Susan Brenner

Susan Brenner

Professor of Law and Technology
Joined on January 27, 2009
Total Post Views: 127,778


Susan Brenner is the NCR Distinguished Professor of Law and Technology at the School of Law. A renowned cybercrime scholar, Professor Brenner speaks internationally and writes extensively on cybercrime. Her website,, was featured on NBC Nightly News. She is a member of the American Bar Association’s International Cybercrime Project and has served on the National District Attorneys Association’s Committee on Cybercrimes. She is also a member of the U.S. Department of Justice’s National Forensic Science Technology Center Digital Evidence Project.

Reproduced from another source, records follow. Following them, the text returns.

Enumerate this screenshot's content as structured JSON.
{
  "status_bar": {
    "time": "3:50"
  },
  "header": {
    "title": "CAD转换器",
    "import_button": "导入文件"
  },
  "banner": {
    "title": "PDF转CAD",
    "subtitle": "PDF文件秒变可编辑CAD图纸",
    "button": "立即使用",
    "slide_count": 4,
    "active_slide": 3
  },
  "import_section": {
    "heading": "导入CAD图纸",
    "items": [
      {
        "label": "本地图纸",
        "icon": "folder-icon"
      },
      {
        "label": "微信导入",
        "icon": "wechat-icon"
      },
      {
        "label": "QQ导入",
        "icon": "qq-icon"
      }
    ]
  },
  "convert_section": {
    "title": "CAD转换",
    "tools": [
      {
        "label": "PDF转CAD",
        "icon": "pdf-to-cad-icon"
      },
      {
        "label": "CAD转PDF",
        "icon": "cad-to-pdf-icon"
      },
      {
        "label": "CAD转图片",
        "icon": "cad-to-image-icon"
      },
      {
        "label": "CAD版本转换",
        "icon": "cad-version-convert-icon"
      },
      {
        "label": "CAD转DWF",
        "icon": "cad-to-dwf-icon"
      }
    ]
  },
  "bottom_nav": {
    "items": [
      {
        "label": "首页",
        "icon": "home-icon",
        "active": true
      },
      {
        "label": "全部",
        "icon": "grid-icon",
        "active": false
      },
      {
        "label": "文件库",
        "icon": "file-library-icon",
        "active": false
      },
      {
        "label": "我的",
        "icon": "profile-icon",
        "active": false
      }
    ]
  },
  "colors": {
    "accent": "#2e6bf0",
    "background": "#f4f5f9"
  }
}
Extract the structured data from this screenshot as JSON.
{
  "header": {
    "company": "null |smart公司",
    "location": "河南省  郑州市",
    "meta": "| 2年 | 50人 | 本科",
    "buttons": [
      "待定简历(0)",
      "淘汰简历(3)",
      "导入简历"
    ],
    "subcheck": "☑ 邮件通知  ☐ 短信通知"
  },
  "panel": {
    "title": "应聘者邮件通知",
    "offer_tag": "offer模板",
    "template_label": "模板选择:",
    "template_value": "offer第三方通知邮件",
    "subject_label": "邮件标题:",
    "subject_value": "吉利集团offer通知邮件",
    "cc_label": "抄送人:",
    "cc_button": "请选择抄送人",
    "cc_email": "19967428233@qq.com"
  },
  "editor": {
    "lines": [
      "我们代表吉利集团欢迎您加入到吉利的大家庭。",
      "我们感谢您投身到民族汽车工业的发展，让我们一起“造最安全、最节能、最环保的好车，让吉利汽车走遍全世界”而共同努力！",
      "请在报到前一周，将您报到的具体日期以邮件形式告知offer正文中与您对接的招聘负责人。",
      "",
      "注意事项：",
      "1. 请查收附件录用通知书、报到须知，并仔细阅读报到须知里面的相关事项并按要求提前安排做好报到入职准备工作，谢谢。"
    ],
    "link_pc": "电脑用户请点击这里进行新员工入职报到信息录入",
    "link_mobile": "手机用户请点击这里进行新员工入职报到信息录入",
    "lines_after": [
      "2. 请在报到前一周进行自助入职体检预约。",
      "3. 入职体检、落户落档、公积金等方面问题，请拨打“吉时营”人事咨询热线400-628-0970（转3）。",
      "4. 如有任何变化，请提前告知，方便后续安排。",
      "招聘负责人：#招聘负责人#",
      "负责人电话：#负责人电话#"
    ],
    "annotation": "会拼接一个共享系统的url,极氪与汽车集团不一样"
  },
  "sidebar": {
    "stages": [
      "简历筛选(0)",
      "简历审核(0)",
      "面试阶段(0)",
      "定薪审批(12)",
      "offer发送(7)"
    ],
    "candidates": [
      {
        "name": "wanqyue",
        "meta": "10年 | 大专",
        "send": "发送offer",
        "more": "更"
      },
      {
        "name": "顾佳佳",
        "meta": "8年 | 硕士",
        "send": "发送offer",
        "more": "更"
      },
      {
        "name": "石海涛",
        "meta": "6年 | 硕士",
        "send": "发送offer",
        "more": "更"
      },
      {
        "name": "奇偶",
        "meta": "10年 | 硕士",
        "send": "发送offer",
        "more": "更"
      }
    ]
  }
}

Cybercrimes, according to Professor Brenner, are using a computer to commit fraud, like theft or stalking, or to commit other illegal activity, like create viruses. Interested in computer technology and the Internet, as well as criminal law, she finds the study of cybercrimes exciting. “There are always new crimes emerging,” she says. Her website offers text-based resources and model legislation for cybercrime law that the students in her cybercrimes class helped develop.

Before joining the School of Law faculty in 1988, Professor Brenner taught at the Indiana University School of Law. She was an associate at Silets and Martin, Ltd., in Chicago, where she defended federal white-collar prosecutions and tax offenses, and at Shellow, Shellow & Glynn in Milawaukee, where she specialized in criminal defense. Professor Brenner has also clerked for two federal district court judges.

Except where otherwise noted, all postings by Susan Brenner on CircleID are licensed under a Creative Commons License.


Topic Interests

PrivacyLawCybercrimeCybersecurityCyberattackMalwareAccess ProvidersPolicy & RegulationInternet GovernanceTelecomWebDDoS Attack

Recent Blogs

Outlawing Botnets

Malware and Search Warrant

Driver’s License for Web Users… Bad Idea

Private Cyber Investigators

Networks and Nationalization

Popular Posts

Crime vs. Cybercrime: Is the Law Adequate?

Law Requiring Sex Offenders to Hand Over All Internet Passwords Going Too Far?

Networks and Nationalization

Should We Make the Possession of Malware a Crime?

Private Cyber Investigators